Items from an interface collection:
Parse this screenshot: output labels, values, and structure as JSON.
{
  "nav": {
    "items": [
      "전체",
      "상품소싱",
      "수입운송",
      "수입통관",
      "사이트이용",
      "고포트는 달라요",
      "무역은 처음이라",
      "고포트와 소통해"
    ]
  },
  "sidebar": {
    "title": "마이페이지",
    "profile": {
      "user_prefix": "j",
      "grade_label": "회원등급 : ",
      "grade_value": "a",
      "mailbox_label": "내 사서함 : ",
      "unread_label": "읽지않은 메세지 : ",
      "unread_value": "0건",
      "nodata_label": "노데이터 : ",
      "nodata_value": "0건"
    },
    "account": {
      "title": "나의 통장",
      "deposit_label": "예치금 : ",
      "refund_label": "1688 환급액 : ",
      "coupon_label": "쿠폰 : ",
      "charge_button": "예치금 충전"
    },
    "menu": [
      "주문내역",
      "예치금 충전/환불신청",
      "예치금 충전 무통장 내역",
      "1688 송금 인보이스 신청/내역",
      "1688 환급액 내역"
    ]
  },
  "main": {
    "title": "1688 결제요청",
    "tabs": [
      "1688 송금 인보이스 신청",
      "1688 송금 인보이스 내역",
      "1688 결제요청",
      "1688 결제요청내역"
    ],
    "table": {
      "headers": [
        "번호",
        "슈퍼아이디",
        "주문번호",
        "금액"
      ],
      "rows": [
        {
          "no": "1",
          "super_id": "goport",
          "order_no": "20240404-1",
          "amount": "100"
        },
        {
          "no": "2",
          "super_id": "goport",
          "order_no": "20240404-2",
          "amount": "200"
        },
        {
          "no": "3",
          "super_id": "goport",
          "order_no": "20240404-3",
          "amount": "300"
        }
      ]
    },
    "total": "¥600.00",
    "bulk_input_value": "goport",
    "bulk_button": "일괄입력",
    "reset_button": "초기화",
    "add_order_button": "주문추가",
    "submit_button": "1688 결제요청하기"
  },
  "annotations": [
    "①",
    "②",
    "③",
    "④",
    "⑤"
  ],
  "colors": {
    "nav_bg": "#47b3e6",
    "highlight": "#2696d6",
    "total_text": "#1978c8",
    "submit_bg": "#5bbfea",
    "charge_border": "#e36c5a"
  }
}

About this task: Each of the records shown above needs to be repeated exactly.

Reply to the exercise:
Parse this screenshot: output labels, values, and structure as JSON.
{
  "nav": {
    "items": [
      "전체",
      "상품소싱",
      "수입운송",
      "수입통관",
      "사이트이용",
      "고포트는 달라요",
      "무역은 처음이라",
      "고포트와 소통해"
    ]
  },
  "sidebar": {
    "title": "마이페이지",
    "profile": {
      "user_prefix": "j",
      "grade_label": "회원등급 : ",
      "grade_value": "a",
      "mailbox_label": "내 사서함 : ",
      "unread_label": "읽지않은 메세지 : ",
      "unread_value": "0건",
      "nodata_label": "노데이터 : ",
      "nodata_value": "0건"
    },
    "account": {
      "title": "나의 통장",
      "deposit_label": "예치금 : ",
      "refund_label": "1688 환급액 : ",
      "coupon_label": "쿠폰 : ",
      "charge_button": "예치금 충전"
    },
    "menu": [
      "주문내역",
      "예치금 충전/환불신청",
      "예치금 충전 무통장 내역",
      "1688 송금 인보이스 신청/내역",
      "1688 환급액 내역"
    ]
  },
  "main": {
    "title": "1688 결제요청",
    "tabs": [
      "1688 송금 인보이스 신청",
      "1688 송금 인보이스 내역",
      "1688 결제요청",
      "1688 결제요청내역"
    ],
    "table": {
      "headers": [
        "번호",
        "슈퍼아이디",
        "주문번호",
        "금액"
      ],
      "rows": [
        {
          "no": "1",
          "super_id": "goport",
          "order_no": "20240404-1",
          "amount": "100"
        },
        {
          "no": "2",
          "super_id": "goport",
          "order_no": "20240404-2",
          "amount": "200"
        },
        {
          "no": "3",
          "super_id": "goport",
          "order_no": "20240404-3",
          "amount": "300"
        }
      ]
    },
    "total": "¥600.00",
    "bulk_input_value": "goport",
    "bulk_button": "일괄입력",
    "reset_button": "초기화",
    "add_order_button": "주문추가",
    "submit_button": "1688 결제요청하기"
  },
  "annotations": [
    "①",
    "②",
    "③",
    "④",
    "⑤"
  ],
  "colors": {
    "nav_bg": "#47b3e6",
    "highlight": "#2696d6",
    "total_text": "#1978c8",
    "submit_bg": "#5bbfea",
    "charge_border": "#e36c5a"
  }
}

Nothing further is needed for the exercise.